*** Dataset excerpts ***

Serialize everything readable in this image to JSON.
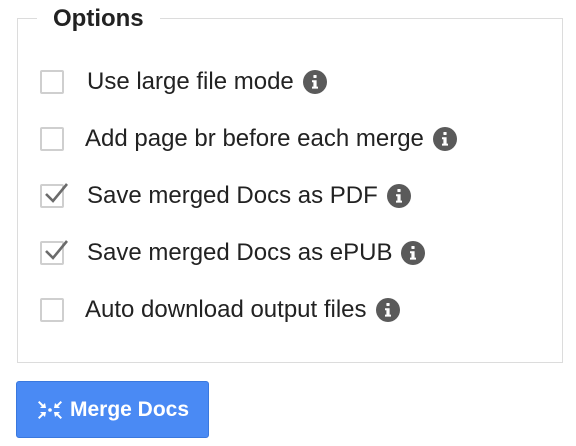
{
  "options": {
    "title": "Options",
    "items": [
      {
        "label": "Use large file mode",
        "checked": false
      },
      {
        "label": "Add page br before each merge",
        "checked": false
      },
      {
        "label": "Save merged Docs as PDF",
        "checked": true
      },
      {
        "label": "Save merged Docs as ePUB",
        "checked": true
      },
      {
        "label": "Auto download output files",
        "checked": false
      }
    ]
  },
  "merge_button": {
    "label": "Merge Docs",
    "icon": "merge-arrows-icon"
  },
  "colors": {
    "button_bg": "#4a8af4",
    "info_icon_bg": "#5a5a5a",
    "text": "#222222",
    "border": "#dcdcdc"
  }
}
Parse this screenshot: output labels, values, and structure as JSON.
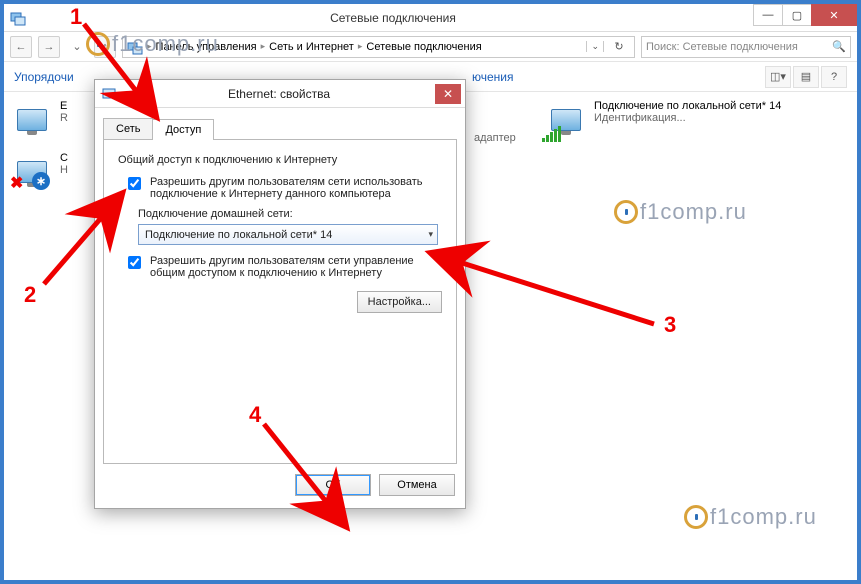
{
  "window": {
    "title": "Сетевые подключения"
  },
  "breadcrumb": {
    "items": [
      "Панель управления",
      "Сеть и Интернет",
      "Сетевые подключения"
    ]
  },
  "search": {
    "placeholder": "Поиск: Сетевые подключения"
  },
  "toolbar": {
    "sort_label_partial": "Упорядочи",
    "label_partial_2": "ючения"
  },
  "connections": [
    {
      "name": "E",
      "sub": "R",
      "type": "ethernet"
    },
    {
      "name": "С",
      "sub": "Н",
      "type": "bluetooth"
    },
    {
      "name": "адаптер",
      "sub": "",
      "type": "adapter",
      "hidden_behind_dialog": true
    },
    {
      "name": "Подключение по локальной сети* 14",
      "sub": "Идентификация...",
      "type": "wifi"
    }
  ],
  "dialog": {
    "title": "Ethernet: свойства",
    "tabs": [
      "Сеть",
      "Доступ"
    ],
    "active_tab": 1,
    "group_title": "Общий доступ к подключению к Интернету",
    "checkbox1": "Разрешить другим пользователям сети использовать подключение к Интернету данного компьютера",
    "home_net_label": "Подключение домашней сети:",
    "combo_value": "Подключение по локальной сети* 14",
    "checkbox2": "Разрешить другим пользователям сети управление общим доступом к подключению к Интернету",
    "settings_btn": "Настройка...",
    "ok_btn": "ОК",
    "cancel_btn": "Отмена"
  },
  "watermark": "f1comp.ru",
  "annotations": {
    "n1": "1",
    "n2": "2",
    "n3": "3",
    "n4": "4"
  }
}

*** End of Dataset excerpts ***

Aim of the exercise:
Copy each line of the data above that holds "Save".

Result of the task:
        "label": "Save merged Docs as PDF",
        "label": "Save merged Docs as ePUB",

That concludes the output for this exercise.